═══ Records provided

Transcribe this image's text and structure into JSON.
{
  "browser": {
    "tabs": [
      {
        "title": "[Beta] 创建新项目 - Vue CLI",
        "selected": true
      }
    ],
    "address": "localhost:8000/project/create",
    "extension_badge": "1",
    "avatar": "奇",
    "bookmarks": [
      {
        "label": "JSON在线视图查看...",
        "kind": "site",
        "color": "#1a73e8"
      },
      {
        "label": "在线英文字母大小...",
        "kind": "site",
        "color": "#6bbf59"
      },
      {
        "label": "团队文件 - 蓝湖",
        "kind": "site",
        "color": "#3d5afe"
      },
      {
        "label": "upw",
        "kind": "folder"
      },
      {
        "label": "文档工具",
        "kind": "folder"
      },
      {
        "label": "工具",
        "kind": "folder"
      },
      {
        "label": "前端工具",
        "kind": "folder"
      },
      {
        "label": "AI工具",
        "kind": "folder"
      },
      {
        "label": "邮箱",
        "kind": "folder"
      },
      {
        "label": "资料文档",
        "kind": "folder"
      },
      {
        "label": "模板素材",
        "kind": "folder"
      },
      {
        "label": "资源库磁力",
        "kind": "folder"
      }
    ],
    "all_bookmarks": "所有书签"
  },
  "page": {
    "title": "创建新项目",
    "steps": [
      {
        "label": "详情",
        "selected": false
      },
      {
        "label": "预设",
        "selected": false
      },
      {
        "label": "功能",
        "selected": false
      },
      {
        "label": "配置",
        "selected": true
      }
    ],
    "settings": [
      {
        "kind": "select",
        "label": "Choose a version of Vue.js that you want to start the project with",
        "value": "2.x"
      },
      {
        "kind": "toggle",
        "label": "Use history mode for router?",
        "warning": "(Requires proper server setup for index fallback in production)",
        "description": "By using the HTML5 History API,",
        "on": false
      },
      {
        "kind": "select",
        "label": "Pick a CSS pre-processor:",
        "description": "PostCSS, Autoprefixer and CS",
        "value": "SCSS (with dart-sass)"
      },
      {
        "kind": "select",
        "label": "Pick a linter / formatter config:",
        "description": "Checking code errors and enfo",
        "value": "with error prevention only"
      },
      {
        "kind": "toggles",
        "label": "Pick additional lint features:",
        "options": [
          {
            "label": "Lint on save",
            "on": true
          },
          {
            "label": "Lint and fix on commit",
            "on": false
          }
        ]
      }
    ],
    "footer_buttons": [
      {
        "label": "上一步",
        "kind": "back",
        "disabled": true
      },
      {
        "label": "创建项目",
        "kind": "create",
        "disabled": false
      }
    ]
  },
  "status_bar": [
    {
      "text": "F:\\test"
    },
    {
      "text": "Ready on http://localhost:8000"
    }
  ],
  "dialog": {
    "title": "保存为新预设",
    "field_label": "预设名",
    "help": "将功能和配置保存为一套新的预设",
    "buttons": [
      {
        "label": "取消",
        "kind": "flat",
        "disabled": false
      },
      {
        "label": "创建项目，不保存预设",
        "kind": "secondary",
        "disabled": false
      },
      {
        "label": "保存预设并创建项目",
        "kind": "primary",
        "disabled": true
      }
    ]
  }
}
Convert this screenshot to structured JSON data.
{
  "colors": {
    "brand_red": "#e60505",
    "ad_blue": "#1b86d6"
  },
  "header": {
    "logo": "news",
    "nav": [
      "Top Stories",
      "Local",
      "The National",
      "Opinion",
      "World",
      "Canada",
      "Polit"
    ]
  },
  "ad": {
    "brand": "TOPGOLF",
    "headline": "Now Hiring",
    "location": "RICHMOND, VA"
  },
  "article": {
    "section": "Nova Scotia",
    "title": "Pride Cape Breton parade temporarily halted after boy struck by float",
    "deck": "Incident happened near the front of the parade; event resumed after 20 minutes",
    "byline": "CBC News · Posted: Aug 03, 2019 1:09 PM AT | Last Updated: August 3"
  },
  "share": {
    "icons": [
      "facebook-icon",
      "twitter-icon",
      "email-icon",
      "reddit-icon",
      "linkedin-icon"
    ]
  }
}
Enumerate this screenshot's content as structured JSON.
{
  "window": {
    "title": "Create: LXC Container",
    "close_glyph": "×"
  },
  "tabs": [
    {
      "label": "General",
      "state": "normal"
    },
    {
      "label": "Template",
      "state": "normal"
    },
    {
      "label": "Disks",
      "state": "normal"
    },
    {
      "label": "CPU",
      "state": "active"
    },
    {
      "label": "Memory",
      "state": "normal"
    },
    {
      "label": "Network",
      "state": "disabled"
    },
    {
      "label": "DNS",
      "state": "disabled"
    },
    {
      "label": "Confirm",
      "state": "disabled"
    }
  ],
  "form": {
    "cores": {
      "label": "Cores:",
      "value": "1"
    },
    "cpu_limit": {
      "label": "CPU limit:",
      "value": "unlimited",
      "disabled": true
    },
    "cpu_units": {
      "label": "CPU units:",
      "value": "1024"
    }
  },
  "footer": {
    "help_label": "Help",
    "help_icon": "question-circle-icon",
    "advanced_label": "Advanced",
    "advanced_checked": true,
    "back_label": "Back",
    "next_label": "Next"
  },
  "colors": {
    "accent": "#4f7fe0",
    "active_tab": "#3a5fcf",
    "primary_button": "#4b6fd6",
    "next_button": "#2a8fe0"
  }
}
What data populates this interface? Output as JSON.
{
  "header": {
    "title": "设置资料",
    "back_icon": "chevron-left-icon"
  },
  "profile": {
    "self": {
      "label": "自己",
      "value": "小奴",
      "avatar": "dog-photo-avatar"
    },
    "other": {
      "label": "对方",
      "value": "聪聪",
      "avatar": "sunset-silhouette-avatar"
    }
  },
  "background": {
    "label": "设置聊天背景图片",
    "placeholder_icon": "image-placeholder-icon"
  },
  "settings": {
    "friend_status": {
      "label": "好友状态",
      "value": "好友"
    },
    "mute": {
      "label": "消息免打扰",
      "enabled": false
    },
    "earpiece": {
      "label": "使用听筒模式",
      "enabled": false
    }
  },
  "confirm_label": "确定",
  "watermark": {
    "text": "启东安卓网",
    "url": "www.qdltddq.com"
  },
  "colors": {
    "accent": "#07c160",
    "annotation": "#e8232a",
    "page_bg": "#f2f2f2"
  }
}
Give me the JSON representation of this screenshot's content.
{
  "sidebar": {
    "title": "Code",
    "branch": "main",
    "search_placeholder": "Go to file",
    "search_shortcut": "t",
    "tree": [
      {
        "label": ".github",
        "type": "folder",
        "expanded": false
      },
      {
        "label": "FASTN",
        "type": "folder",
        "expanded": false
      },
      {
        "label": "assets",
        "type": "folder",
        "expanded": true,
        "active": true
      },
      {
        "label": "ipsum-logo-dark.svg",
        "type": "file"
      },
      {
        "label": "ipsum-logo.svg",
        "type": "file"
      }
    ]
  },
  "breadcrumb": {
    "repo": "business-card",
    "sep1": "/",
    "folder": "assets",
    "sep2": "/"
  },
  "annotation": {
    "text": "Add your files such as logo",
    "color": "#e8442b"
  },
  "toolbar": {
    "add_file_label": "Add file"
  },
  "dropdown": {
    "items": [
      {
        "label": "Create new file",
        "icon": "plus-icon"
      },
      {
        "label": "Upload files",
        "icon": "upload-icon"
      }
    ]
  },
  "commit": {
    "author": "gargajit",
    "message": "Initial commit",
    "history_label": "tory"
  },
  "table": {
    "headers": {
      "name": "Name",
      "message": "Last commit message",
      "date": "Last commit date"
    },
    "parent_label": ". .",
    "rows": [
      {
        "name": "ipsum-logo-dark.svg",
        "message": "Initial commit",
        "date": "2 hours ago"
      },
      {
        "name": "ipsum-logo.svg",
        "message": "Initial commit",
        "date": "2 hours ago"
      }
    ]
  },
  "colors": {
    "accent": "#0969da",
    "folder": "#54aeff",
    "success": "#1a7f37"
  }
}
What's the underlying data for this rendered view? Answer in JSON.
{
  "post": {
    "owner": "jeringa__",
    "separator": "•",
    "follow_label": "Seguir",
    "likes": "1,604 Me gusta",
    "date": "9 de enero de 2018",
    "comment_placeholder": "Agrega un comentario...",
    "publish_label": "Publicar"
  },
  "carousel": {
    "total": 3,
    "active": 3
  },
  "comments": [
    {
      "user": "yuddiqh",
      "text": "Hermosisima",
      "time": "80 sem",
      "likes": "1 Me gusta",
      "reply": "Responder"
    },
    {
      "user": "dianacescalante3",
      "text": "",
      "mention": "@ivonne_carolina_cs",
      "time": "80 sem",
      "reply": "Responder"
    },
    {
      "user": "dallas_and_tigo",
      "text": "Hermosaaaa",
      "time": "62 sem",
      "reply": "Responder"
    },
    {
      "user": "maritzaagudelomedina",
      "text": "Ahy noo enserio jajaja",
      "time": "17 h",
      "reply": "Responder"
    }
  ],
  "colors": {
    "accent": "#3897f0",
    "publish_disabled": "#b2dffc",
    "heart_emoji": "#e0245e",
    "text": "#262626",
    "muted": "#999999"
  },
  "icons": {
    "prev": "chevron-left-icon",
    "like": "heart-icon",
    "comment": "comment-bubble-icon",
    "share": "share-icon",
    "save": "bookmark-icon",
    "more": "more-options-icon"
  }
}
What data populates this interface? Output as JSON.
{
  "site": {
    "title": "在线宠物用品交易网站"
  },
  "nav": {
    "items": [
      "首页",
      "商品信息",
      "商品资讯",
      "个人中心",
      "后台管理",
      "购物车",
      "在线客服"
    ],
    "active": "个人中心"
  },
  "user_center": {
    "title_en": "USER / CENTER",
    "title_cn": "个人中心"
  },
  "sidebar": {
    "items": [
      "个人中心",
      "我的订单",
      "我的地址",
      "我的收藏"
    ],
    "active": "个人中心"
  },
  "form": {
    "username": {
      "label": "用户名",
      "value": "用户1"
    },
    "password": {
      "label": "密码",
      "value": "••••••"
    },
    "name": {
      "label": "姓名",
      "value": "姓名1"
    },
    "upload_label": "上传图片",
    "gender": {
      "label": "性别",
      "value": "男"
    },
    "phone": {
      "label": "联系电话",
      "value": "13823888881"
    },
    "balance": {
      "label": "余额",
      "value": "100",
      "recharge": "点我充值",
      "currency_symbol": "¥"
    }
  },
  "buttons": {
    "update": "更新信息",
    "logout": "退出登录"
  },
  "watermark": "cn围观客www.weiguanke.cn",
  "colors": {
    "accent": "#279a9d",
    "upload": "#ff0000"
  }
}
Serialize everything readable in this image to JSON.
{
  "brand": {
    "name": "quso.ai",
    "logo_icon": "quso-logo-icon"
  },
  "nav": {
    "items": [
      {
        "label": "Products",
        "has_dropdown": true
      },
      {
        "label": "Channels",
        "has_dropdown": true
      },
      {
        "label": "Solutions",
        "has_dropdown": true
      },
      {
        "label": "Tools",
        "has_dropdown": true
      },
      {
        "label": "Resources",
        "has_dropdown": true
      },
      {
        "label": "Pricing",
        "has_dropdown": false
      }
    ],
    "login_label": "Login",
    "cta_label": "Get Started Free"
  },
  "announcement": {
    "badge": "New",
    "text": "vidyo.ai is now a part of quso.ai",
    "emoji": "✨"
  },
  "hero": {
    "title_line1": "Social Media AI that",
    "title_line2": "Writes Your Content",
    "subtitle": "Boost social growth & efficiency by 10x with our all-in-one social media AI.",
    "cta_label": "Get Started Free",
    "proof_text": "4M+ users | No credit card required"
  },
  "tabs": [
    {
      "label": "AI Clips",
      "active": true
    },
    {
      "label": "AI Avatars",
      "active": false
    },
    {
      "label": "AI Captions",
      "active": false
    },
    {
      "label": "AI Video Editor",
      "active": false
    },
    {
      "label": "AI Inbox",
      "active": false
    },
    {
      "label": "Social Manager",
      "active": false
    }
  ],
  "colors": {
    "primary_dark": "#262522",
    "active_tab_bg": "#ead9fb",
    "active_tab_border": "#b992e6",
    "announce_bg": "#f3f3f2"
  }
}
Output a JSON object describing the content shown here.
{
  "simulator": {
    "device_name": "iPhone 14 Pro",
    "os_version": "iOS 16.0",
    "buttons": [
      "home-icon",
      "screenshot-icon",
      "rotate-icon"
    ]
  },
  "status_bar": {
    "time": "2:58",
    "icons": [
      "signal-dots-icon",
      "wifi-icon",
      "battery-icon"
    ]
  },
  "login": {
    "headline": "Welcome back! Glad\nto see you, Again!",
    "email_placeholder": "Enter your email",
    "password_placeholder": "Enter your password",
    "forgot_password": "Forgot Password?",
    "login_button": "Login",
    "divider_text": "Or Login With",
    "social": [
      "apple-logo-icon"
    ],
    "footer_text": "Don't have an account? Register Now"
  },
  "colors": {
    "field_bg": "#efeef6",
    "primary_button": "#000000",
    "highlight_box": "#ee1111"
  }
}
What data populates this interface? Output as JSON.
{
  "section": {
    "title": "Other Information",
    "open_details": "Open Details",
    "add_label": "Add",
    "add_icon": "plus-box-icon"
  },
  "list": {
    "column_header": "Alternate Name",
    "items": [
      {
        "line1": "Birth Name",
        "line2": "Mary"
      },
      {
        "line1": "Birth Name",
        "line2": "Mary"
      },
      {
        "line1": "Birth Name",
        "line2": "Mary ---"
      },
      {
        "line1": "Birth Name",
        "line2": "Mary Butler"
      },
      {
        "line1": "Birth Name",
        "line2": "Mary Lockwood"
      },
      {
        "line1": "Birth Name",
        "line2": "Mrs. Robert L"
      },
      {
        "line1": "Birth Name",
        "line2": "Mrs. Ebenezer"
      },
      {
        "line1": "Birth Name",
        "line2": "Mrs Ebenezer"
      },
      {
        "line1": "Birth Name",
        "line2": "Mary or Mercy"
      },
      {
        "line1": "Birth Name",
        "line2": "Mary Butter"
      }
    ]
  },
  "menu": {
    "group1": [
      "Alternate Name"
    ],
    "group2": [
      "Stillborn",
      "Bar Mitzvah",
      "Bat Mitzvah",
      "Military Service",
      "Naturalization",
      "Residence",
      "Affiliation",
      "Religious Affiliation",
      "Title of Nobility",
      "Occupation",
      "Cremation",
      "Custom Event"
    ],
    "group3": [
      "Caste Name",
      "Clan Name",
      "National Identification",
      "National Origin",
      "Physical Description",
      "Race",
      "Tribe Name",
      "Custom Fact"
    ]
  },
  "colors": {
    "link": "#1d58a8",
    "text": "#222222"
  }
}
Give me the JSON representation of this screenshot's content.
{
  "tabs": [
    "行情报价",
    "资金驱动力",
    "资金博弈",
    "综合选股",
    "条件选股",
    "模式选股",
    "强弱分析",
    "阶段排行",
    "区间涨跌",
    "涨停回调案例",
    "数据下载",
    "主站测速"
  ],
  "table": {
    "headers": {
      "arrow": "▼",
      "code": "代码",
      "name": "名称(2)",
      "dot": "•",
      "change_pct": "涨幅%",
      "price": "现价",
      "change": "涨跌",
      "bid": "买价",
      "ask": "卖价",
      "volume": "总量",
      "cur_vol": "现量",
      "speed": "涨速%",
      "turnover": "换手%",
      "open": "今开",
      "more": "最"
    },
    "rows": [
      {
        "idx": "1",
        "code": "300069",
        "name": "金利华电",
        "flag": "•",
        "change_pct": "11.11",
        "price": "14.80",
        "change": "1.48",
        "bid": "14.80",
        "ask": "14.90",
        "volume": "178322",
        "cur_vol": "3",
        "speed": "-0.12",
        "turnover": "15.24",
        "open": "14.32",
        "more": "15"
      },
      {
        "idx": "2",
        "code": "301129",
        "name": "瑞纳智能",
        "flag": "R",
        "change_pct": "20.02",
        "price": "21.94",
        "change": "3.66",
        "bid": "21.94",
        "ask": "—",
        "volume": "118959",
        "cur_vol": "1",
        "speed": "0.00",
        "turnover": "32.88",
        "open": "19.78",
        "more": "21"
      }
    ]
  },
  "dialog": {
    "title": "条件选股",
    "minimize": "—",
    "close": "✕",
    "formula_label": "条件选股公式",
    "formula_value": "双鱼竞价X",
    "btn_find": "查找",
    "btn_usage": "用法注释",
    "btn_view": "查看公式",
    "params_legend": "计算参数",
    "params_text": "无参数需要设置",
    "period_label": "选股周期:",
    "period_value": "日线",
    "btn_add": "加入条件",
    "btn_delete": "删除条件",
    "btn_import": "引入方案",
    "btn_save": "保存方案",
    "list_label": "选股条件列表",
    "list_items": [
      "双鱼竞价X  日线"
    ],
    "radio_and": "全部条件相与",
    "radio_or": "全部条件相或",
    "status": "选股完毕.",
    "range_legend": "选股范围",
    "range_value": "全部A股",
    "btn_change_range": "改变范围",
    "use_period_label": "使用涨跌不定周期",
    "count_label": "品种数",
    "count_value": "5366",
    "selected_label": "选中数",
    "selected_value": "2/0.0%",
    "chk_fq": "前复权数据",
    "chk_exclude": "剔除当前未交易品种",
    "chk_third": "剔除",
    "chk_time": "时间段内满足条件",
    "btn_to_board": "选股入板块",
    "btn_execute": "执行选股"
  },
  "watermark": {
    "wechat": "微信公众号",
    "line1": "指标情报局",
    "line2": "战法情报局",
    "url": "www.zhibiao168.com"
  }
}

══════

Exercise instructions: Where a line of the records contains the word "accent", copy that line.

Solution for this task:
    "accent": "#4f7fe0",
    "accent": "#07c160",
    "accent": "#0969da",
    "accent": "#3897f0",
    "accent": "#279a9d",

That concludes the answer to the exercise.